Business Acquisition Criteria
The business must have a moat – some reason why other businesses would struggle to compete. Moats can come from a variety of sources – MorningStar’s Why Moats Matter offers an overview of moats while Harvard professor Michael Porter’s Competitive Strategy and Columbia professor Bruce Greenwald’s Competition Demystified give more details.
“Having great people” isn’t a moat. Great people are a frequently a necessary condition for a moat but certainly not a sufficient condition. Similarly, a brand name, even a well-known one, is usually not more than the narrowest of moats.
No matter how great your business is, if I can’t understand it, I can’t purchase it. Having a seller stay on for a period post-acquisition – whether as a regular employee or on a consulting business – can help the bridge the gap.
I look for companies with a return on invested capital (ROIC) higher than the median for their industry. Steady higher-than-median ROIC is good; higher-than-median and growing ROIC is better.
To get a rough idea about variation in ROIC across industries, take a look at this McKinsey report.

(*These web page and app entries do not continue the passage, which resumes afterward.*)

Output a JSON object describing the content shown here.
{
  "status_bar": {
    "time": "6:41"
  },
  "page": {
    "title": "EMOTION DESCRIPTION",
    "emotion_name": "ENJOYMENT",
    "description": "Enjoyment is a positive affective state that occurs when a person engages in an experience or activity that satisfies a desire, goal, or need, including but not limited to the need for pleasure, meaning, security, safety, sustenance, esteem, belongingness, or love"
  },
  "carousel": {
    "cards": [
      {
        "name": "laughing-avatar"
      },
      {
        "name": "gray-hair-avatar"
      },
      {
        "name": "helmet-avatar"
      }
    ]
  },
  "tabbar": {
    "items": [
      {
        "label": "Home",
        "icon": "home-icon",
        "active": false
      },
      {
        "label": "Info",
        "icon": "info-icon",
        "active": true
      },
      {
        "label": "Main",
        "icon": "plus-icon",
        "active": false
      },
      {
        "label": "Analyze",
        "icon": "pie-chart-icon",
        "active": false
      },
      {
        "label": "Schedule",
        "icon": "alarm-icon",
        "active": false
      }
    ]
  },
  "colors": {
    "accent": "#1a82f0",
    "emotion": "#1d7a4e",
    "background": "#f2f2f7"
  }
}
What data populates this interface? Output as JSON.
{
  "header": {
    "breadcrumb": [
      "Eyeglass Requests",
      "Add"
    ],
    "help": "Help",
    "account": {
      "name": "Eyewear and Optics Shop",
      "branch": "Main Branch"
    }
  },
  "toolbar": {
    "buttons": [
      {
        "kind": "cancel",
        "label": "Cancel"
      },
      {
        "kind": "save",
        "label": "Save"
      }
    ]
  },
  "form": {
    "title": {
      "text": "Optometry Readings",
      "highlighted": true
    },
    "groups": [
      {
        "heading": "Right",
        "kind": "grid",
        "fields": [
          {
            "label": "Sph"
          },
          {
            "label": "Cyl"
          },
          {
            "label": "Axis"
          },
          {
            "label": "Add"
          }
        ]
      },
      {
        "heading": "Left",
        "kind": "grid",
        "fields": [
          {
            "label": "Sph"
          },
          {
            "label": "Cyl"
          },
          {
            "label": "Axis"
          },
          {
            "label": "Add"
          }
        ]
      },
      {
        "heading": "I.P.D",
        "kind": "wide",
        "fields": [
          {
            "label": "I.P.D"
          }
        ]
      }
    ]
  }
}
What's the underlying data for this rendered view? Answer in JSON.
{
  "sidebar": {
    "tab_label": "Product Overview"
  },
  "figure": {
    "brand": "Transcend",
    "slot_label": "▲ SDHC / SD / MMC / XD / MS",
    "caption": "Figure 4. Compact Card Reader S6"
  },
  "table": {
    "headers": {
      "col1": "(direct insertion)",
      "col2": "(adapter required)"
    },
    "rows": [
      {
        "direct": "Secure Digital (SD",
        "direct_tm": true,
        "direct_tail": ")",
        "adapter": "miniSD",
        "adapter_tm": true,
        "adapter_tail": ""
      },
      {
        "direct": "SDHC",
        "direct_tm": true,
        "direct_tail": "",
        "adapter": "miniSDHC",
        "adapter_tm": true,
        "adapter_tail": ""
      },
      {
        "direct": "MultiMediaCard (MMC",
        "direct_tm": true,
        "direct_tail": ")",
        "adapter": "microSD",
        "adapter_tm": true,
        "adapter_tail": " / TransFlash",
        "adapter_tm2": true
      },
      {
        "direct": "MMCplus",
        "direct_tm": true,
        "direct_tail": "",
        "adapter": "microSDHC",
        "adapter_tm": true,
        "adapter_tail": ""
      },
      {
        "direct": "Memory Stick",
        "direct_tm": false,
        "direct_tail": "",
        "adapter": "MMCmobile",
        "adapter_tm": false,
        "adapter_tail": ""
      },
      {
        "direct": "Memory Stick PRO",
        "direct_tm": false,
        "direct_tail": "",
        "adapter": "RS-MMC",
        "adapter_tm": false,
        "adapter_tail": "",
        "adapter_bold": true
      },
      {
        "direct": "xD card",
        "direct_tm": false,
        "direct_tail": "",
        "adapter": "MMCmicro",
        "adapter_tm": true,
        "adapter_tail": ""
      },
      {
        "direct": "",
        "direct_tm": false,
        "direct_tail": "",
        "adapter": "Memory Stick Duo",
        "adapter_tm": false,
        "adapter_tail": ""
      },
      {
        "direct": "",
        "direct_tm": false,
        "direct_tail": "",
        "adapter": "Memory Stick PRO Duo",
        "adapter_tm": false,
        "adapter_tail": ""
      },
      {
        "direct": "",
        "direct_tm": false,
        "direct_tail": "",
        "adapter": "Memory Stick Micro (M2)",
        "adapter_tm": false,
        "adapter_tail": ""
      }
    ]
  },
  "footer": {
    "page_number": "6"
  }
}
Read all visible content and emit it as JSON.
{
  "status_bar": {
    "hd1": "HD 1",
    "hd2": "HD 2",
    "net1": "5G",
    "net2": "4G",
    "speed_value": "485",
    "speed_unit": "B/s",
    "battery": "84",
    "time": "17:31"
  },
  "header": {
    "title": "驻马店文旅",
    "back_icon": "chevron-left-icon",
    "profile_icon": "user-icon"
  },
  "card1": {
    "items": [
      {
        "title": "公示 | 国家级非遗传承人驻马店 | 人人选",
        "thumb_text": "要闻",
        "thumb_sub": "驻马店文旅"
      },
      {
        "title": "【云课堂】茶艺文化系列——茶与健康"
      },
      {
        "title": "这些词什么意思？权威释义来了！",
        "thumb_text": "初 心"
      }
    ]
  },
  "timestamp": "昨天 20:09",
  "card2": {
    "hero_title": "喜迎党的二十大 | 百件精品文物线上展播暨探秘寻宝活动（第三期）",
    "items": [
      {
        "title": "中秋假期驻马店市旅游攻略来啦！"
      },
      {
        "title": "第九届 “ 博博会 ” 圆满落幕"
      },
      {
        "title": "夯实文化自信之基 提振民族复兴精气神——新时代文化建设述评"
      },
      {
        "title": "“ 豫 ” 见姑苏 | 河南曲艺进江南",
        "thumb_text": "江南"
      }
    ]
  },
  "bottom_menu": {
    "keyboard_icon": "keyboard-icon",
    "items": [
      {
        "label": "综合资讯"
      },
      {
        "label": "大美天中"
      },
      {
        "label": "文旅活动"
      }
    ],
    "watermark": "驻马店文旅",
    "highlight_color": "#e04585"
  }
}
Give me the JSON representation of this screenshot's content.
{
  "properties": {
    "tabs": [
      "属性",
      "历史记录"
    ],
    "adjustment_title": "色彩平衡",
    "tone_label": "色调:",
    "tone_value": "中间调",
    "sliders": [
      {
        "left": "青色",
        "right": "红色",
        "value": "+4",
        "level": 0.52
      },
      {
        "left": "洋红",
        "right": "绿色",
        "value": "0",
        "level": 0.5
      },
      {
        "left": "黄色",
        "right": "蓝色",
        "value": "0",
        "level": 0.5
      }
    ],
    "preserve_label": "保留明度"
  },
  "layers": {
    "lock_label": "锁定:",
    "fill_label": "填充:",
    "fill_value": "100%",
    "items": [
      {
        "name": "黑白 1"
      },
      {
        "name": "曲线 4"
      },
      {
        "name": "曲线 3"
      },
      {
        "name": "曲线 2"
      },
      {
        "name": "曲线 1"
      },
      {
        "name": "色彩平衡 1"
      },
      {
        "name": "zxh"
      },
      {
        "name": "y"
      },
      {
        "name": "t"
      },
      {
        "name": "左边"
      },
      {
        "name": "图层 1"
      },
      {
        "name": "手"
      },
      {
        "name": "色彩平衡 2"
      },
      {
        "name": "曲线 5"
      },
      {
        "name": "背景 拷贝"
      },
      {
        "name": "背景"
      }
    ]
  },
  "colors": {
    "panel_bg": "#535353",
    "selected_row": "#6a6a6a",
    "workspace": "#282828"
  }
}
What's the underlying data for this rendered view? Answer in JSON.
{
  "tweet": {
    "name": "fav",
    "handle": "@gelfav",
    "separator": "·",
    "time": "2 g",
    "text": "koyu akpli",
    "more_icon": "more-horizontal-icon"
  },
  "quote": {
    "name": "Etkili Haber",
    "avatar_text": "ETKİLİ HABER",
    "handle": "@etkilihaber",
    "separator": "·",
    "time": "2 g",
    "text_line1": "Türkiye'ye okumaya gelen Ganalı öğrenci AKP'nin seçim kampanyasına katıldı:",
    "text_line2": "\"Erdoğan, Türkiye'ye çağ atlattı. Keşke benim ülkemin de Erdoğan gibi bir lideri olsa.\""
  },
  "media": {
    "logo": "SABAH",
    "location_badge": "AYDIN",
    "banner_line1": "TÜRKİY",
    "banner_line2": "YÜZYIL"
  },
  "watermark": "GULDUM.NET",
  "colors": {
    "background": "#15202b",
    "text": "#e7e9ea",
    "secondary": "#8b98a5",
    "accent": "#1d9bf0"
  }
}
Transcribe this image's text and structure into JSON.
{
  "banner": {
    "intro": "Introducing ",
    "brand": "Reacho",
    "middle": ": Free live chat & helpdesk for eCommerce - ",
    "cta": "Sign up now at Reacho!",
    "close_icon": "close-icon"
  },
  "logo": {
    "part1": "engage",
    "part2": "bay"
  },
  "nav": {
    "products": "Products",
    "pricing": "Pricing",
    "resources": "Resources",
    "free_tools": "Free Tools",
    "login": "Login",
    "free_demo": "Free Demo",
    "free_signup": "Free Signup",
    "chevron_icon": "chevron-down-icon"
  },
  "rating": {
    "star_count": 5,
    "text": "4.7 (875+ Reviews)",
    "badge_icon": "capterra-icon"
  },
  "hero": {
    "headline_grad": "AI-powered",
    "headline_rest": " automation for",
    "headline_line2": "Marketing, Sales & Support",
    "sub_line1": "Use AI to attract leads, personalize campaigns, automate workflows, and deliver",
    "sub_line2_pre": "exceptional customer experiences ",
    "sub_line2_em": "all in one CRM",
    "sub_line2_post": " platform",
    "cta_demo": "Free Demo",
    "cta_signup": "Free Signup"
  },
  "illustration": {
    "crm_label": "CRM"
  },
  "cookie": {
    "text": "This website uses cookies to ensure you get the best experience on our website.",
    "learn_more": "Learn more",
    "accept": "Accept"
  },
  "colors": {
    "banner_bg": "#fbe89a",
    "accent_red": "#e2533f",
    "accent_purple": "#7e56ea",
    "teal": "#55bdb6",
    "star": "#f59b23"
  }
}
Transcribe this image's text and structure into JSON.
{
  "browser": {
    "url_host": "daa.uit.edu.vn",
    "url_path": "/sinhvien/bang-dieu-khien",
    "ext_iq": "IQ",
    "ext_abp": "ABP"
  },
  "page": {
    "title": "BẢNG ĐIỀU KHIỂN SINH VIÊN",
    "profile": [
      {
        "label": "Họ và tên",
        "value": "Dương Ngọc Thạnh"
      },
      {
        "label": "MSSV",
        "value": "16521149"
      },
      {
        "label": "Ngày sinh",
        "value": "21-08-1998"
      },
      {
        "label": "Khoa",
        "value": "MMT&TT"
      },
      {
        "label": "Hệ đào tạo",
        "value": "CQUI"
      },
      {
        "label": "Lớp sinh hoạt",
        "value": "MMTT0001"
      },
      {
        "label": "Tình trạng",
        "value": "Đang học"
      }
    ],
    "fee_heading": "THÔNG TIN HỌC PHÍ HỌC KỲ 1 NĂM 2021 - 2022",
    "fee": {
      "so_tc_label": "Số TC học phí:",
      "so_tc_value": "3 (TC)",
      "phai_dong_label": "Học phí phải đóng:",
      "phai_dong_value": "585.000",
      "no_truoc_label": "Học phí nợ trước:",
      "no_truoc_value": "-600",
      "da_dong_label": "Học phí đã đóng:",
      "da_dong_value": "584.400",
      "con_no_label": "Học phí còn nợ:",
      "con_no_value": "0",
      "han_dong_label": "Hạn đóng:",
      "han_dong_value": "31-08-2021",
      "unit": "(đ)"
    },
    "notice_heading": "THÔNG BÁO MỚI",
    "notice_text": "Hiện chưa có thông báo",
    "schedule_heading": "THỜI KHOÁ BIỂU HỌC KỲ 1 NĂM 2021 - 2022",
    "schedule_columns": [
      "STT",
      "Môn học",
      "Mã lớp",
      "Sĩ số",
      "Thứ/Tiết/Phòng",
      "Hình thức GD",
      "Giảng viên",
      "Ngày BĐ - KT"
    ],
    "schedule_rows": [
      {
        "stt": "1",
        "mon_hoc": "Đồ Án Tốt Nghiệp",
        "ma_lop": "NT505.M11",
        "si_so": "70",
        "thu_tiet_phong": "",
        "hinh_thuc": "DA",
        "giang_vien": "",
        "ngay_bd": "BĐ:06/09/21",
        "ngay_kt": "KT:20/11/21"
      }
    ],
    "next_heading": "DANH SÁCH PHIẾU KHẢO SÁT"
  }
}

I’m primarily looking to buy great businesses at a fair price rather than good businesses at a low price. This follows from my long-term holding strategy: since we’re not trying to sell an acquired business after a few years, I’d rather pay more for an excellent business.
Of course, I’m a student of value investing, so there are limits to price. The “intrinsic value” of the business must exceed the price by a “margin of safety” – I arbitrarily use a margin of safety of 25%. This doesn’t necessarily mean that I’ll lowball your other offers by 25% or more in case my estimate of intrinsic value is off. When I calculate intrinsic value, I may find that that value to be higher than whatever the competition has calculated because I see something others don’t.
One last note about intrinsic value: it’s an imprecise art/science and I don’t use academic discounted cash flow analysis (DCF) as taught in business schools. DCF is a theoretically sound framework – the current value of a business is indeed the sum of its future cash flows discounted to the current time – but building a complicated Excel spreadsheet is, in my opinion, a waste of time. One reason is simply that the “terminal value” can drastically skew the results. Worse, typical DCF analysis over-quantifies businesses by implying false precision through numbers… but the DCF inputs are by their nature imprecise themselves. As they say in the field of computer science, “garbage-in, garbage-out.”
Instead of using typical DCF analysis, I look for businesses where the value is obvious. Yes, the financial numbers matter, but I don’t put much weight on financial projections. Rather, I go back to the first criterion – the competitive moat. If a company is understandable, has strong returns on capital, and we’re getting a typical or slightly above price relative to historical owner’s earnings (another estimate I generate; OE isn’t in any standard financial statements) but we’re very confident in the competitive moat, we don’t need to do some fancy DCF.
While I’m open to any business so long as it meets meets the acquisition criteria above, I do have preferences / focus areas. If I stumble upon an interesting business that doesn’t meet these preferences, I’ll still consider it, but usually the thresholds are higher: e.g. a business outside our geographic focus would have to be particularly easy to understand and require less owner involvement post-acquisition because I will be primarily managing the business remotely.
Out of Focus
Since I’m based in South Florida and I’m involved in the day-to-day of our acquired businesses, being close to headquarters is a huge advantage. I also believe South Florida is poised to grow. Miami being major city and the “capital” of Latin America, the warm climate, a lower cost of living relative to northern US metros, the lack of a state income tax, and a generally business-friendly state government all suggest that South Florida’s best days are in the future.
Chicagoland, Greater Boston, and New York City
Although I don’t have the same conviction about future growth as we do with South Florida, I’m confident these three cities will remain major economies. There are other cities I believe will experience higher growth, but I’ve selected these as secondary geographies because I already have close connections with these cities.
My experience is in the USA. I don’t have anything against investments in foreign countries. But I believe that you have to have a deep understanding of a foreign country to invest in a foreign company. I simply don’t have that deep understanding.
Canada, because of it’s geographic proximity, large number of native English speakers (hence why I don’t include Mexico by saying “Non-North America”), and cultural similarity is an unlikely, but potential, option.
Industry/Business Category Focus
Out of Focus
- Light manufacturing
- Information technology
- Real estate
- Financial services
- Business services
- Restaurants & bars
- E-commerce drop-shipping
- Affiliate marketing
- Web design